JD: Yeah, just try and do something and make it…not a concept album, but something that flows. And it’s been nice getting text messages from friends of mine who’ve got it and who aren’t guitarists, and going “I like it; I really like the fact that every tune sounds different”.
MD: Definitely. That’s one of its strengths as well that it’s so diverse, but still flows all the way through, I think. It states in the CD booklet that all the sounds were created just with the guitar, obviously apart from the bass and drums. Was it important for you to have that statement printed, or did you ever contemplate perhaps leaving it for the listener to work that out for themselves?
JD: To be honest with you, it was important that I put that on there because that was a big part of the album. I think the album would’ve sounded different if I’d allowed myself to use everything I had at my disposal - loads of synths and stuff like that.
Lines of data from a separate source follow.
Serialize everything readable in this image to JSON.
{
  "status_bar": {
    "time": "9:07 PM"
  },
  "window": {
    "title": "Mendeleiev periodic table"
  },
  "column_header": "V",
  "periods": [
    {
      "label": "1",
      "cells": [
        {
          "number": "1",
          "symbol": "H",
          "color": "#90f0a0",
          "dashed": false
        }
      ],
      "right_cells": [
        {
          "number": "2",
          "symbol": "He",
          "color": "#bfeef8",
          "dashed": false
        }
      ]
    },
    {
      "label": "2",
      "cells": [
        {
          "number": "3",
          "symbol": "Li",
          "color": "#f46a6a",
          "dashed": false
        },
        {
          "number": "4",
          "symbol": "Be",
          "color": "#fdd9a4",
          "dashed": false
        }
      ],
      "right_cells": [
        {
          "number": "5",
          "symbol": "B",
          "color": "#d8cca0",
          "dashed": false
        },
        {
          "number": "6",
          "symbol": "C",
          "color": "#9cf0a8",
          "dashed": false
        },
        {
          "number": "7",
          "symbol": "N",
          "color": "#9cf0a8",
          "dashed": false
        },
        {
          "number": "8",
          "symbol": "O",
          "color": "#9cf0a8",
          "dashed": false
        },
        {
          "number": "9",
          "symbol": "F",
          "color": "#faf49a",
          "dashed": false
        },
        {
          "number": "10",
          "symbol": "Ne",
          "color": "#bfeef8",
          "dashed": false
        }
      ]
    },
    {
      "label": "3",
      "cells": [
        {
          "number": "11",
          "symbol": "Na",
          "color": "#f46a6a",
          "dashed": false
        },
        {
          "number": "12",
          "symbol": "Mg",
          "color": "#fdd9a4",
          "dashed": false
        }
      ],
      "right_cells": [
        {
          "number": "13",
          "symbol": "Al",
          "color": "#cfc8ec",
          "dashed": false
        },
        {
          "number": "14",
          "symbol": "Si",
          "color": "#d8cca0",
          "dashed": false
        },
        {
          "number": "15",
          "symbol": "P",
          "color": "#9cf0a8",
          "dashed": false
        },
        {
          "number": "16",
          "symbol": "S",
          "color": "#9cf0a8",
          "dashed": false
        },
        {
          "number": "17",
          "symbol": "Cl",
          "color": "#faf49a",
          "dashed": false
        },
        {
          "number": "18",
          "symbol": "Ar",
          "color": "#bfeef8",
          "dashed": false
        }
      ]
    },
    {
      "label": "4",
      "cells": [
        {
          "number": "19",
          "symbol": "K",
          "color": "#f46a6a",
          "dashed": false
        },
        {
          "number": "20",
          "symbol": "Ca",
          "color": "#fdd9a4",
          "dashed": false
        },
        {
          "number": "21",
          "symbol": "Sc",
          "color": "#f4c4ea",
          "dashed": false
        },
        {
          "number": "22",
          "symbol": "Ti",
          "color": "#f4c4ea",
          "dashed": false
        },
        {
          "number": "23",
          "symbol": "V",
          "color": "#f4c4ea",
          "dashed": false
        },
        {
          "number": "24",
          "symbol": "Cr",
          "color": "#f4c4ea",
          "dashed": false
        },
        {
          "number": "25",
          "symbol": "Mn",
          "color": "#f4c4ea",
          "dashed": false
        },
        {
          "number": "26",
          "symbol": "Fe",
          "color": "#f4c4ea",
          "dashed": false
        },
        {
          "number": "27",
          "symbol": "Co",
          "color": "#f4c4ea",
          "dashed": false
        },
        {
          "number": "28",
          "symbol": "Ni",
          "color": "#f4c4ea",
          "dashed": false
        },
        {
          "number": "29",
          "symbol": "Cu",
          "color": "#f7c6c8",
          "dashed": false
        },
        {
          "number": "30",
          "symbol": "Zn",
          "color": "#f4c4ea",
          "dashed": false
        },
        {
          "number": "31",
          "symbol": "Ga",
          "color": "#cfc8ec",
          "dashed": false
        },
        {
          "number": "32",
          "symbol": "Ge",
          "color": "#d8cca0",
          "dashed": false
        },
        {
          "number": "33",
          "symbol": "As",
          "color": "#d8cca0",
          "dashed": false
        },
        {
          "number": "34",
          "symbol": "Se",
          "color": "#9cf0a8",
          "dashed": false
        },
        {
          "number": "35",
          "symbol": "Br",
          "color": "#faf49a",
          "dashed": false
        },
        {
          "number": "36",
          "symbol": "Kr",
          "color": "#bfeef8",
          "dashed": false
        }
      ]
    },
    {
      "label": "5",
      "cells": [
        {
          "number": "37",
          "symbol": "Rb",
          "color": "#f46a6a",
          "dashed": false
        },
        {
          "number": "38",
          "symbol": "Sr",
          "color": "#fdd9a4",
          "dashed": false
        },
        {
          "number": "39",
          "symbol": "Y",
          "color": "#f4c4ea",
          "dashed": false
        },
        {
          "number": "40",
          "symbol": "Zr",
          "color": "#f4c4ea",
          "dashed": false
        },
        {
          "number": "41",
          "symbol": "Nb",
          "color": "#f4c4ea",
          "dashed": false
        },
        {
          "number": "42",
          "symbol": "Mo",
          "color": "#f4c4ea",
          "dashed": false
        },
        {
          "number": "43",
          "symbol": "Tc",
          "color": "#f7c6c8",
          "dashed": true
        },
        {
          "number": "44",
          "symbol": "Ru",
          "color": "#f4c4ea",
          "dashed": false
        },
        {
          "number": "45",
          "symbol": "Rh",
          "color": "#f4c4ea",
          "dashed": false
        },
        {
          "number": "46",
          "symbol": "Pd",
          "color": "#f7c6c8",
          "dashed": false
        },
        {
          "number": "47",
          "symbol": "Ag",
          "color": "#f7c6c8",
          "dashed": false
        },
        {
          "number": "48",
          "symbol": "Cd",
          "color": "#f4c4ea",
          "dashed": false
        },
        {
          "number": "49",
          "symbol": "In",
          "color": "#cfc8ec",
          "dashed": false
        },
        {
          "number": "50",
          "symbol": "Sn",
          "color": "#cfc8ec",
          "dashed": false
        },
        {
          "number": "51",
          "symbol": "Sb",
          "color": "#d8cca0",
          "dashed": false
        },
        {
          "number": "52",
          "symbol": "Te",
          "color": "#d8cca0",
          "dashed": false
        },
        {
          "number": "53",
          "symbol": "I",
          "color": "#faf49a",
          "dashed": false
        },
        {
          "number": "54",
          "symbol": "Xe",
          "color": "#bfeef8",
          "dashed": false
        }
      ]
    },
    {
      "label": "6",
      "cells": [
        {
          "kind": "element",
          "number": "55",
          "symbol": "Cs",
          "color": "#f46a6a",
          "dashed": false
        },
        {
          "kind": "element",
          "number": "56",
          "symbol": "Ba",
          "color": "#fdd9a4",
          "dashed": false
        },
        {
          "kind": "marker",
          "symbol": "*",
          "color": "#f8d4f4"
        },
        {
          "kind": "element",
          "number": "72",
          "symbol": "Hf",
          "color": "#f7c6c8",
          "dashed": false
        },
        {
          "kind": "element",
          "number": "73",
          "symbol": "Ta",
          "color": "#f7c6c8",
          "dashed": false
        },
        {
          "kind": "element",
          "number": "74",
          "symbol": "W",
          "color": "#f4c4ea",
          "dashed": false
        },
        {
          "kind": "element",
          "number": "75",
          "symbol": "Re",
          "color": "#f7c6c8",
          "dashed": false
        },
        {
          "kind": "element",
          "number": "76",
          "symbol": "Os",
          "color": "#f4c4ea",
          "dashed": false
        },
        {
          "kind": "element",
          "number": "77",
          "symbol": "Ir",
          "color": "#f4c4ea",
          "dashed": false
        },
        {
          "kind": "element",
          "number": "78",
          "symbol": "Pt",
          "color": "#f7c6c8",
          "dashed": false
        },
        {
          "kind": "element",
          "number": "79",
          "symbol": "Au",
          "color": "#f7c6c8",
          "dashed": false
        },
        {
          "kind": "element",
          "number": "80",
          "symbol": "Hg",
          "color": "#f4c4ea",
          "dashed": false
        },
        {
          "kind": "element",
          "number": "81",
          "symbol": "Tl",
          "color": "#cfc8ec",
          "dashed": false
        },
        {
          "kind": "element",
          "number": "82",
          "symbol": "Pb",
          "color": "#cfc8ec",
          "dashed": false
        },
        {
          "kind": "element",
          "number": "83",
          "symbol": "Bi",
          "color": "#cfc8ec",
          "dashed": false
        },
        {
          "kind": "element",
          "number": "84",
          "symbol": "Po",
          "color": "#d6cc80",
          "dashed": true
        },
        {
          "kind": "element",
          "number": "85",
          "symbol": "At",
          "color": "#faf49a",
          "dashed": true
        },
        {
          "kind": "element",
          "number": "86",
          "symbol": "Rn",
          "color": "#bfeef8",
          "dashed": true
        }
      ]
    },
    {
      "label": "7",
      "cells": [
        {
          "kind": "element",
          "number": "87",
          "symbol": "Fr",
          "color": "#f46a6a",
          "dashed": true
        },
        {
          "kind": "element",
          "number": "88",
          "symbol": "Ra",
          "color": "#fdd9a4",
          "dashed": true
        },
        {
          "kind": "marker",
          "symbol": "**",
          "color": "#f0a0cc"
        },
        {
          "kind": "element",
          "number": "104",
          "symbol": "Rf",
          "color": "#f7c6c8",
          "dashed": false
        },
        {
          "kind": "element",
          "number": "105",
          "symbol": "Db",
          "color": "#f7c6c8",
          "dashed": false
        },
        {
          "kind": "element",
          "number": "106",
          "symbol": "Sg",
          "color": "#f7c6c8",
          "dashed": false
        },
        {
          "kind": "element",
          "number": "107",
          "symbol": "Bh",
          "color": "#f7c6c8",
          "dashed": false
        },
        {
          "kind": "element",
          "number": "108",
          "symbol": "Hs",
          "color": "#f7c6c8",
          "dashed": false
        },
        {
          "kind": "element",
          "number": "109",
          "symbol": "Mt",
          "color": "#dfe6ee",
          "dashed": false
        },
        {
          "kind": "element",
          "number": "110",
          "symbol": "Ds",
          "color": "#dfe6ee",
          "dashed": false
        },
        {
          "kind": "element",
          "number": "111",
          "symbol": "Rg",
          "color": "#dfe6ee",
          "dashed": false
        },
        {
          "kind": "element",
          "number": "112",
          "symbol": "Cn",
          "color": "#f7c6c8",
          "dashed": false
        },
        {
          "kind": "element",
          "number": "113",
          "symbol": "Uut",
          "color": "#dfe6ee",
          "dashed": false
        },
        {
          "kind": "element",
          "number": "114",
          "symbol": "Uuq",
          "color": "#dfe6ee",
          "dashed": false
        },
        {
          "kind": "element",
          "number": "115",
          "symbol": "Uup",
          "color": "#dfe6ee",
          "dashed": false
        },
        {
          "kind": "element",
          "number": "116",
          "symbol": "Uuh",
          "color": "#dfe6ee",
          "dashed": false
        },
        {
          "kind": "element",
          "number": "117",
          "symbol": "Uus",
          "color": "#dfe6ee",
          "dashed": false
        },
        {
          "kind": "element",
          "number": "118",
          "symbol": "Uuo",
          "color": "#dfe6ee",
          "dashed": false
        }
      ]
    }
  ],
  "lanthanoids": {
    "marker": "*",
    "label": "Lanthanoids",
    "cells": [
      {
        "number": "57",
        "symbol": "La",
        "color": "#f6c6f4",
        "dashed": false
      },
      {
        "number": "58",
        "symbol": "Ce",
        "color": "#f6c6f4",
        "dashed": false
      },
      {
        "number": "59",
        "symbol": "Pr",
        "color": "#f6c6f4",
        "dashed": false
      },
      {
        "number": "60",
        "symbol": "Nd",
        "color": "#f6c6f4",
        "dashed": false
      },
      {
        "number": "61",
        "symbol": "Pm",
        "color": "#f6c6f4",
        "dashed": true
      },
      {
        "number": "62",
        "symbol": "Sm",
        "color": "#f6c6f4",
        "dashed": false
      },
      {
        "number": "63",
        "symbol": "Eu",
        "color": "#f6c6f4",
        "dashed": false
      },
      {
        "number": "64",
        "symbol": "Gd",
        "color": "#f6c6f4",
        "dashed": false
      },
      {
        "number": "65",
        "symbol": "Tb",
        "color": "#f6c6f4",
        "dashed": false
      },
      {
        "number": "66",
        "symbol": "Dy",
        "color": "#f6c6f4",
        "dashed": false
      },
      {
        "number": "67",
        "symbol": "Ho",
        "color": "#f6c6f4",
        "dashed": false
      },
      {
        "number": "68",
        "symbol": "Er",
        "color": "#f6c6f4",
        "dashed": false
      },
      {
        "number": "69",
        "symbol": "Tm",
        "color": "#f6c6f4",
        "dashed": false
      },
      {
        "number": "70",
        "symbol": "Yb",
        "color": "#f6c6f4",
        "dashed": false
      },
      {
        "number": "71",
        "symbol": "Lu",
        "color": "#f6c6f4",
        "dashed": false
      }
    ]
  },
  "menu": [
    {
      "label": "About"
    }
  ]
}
But I think it would have ended up sounding like an instrumental Victory Pill album, or an instrumental Pitchshifter album perhaps and, you know, it was important that people saw it for what it was than sort of thinking well, he’s that bloke who did this and did that, I was expecting it to sound a little bit more like this and like that. So it was important for me to go - this is the idea behind the album; it’s got a bit of a mission. So yeah, it was really. I think people who know what I’m into and what I like, and how I do things, maybe would have realised that, but I’m not massively a high profile guitarist really compared to the bigger boys, so I thought it was quite important to put that on there.
MD: I think another strength of the album as well is that I found myself, when listening to it, getting lost in the music, and forgetting that all the layers of sounds were created just by the guitar…but then you have moments of, ah, that’s a guitar, that’s really clever kind of thing. Did you ever worry that the music could’ve turned out such that people would just admire its cleverness rather than feel the music as well?
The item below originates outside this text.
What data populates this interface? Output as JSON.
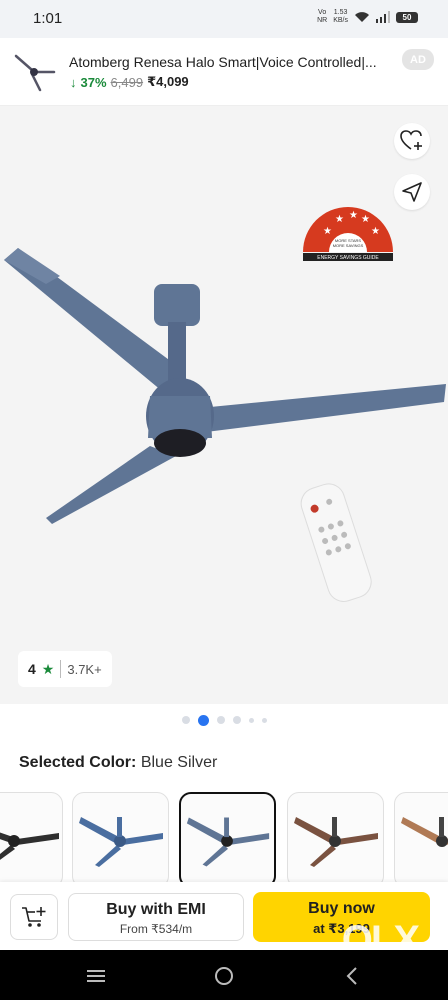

JD: Yeah, yeah, and that’s why I really, really held back a bit. For instance, the track ‘Requiem’, when Pete sent me over this loop, I know exactly what I’m gonna do with that; that’s awesome, I love that, and I’m not gonna go over the top. I didn’t feel like on every single song I had to go crazy and find as many mad sounds as I could and squeeze them all into a three and a half minute song. I kept reminding myself I had a whole album to do that. So no, I don’t think you would just listen to it and go, oh, that’s clever, and that’s clever. Hopefully it stands up for itself musically.
MD: Definitely. It’s so well composed as well, and the layers very well put together, so I think you can get lost in the music as well as it’s clever what’s happening there. It’s a bit of both.
JD: Yeah. Because I wrote it over quite a long time, I sort of worked out what sounds I liked, and what ones worked really well together, what didn’t work so well together, so there are certain sounds on this album, I know them all by name now. I knew, as I was writing it, ah, that black hole sound’s gonna sound really good here, and this sound's gonna sound really good there. I just had a good little bank of sounds that I just kept going back to because I knew exactly where they were and how they’d sound.